The Varying Global Energy Landscape

The May/June issue of Biomass Magazine includes stories from around the globe, including a major effort to increase renewable electricity access Africa, and Australian bioenergy production, use and export.
By Anna Simet | April 26, 2018

Recently, someone asked me what percent of U.S. energy is renewable, and I hesitated. I knew wood energy was somewhere around 2 percent—20 percent popped into my head. That was what I said, and later, I confirmed that estimate was high—it actually only accounts for about 10 percent of total U.S. energy consumption, and about 15 percent of electricity generation, according to the U.S. EIA.

In Africa, wood is the source of a whopping 80 percent of all energy consumption, but mostly for heating and cooking. And on a continent home to 1.2 billion-plus people, only about 45 percent actually have access to electricity, and that number is even lower in the sub-Saharan region. In his powerful page-28 feature, “From Impoverished to Empowered,” Senior Editor Ron Kotrba reports on a New Deal on Energy for Africa, an initiative driven by the African Development Bank Group that, in a nut shell, aims to provide Africans universal access to electricity by 2025. Biomass will plan a significant role, and Ousseynou Nakoulima, AfBD’s director of renewable energy, told Kotrba, “Biomass—specifically agriculture residue—does not just provide a solution to the problems of energy access and renewable energy, but it drives business and the value chain all along the ag subsector. In nutshell, these are major advantages.”

Like Africa, Australia has an abundance of ag residue, sugarcane bagasse in particular.
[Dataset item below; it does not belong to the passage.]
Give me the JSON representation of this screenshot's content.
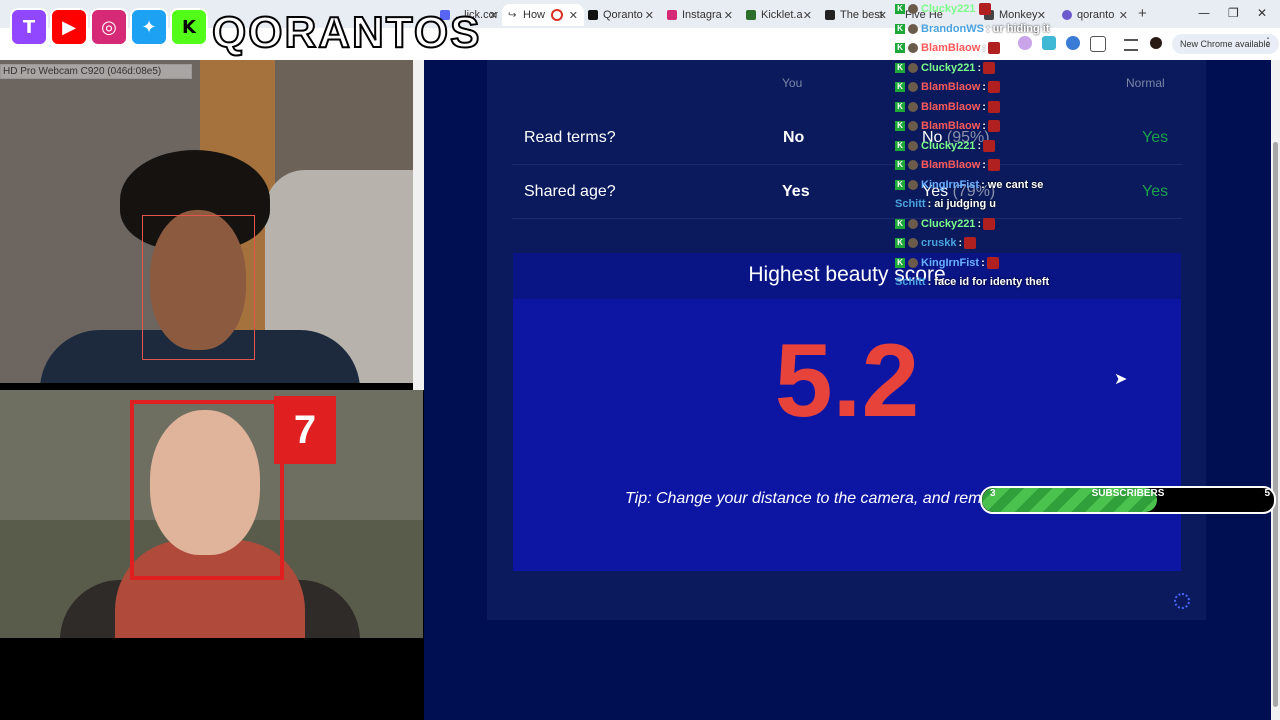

Staff Writer Patrick Miller details Australia’s bioenergy development potential, progress and  hindering political forces in his page-14 feature, “Building Out Biomass in the Land Down Under.” In the story, he details several large-scale pellet projects, and found a common theme while discussing them with developers—right now, the domestic market is limited, so eyes are on international markets for now.

Rounding out our global market development issue, I interviewed the Coalition for Renewable Natural Gas’s Marcus Gillette on the North American RNG market, which has experienced significant growth over the past several years, one major driver of which has been the Renewable Fuel Standard.  Since 2014, when RNG was qualified to generate cellulosic biofuel RINs under the RFS, the industry’s average annual growth rate has been about 70 percent, Gillette says. He tells me, “What this means is, in the midst of a year when the merits of the RFS are being hotly debated in Washington, the RNG industry is perfect proof that the RFS is continuing to work as Congress intended, growing domestic production and use of cellulosic biofuels.”

I write this ed note shortly before leaving for the International Biomass Conference & Expo, and coming off this timely issue, I look forward to learning even more about the research, equipment and technology innovation, and development and advocacy strategies being deployed to advance the global bioenergy industry.

Author: Anna Simet